= Beginning of Section =

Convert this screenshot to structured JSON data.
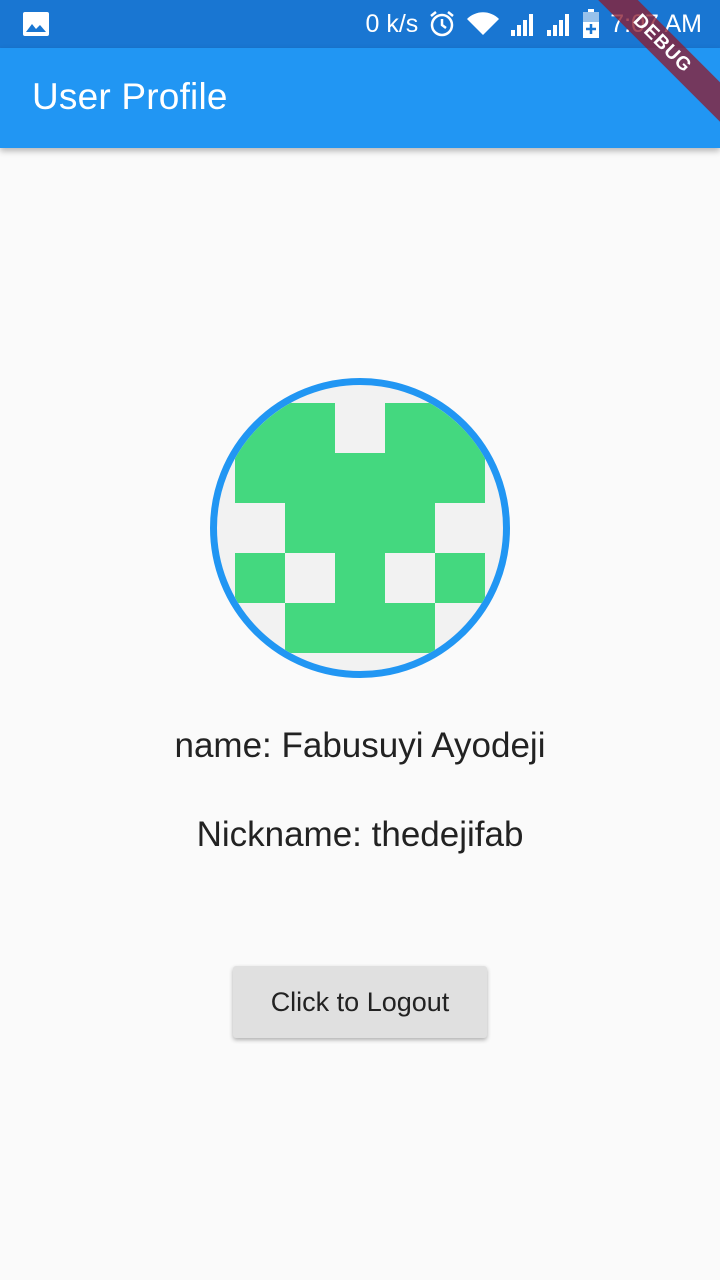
{
  "status_bar": {
    "network_speed": "0 k/s",
    "time": "7:07 AM",
    "icons": [
      "image-icon",
      "alarm-icon",
      "wifi-icon",
      "signal-icon",
      "signal-icon",
      "battery-charging-icon"
    ]
  },
  "app_bar": {
    "title": "User Profile"
  },
  "debug_banner": {
    "label": "DEBUG"
  },
  "profile": {
    "name_text": "name: Fabusuyi Ayodeji",
    "nickname_text": "Nickname: thedejifab"
  },
  "logout_button": {
    "label": "Click to Logout"
  },
  "colors": {
    "status_bar": "#1976d2",
    "app_bar": "#2196f3",
    "avatar_border": "#2196f3",
    "identicon": "#44d87f",
    "background": "#fafafa"
  }
}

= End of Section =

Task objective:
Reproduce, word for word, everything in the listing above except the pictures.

Problem solution:
Convert this screenshot to structured JSON data.
{
  "status_bar": {
    "network_speed": "0 k/s",
    "time": "7:07 AM",
    "icons": [
      "image-icon",
      "alarm-icon",
      "wifi-icon",
      "signal-icon",
      "signal-icon",
      "battery-charging-icon"
    ]
  },
  "app_bar": {
    "title": "User Profile"
  },
  "debug_banner": {
    "label": "DEBUG"
  },
  "profile": {
    "name_text": "name: Fabusuyi Ayodeji",
    "nickname_text": "Nickname: thedejifab"
  },
  "logout_button": {
    "label": "Click to Logout"
  },
  "colors": {
    "status_bar": "#1976d2",
    "app_bar": "#2196f3",
    "avatar_border": "#2196f3",
    "identicon": "#44d87f",
    "background": "#fafafa"
  }
}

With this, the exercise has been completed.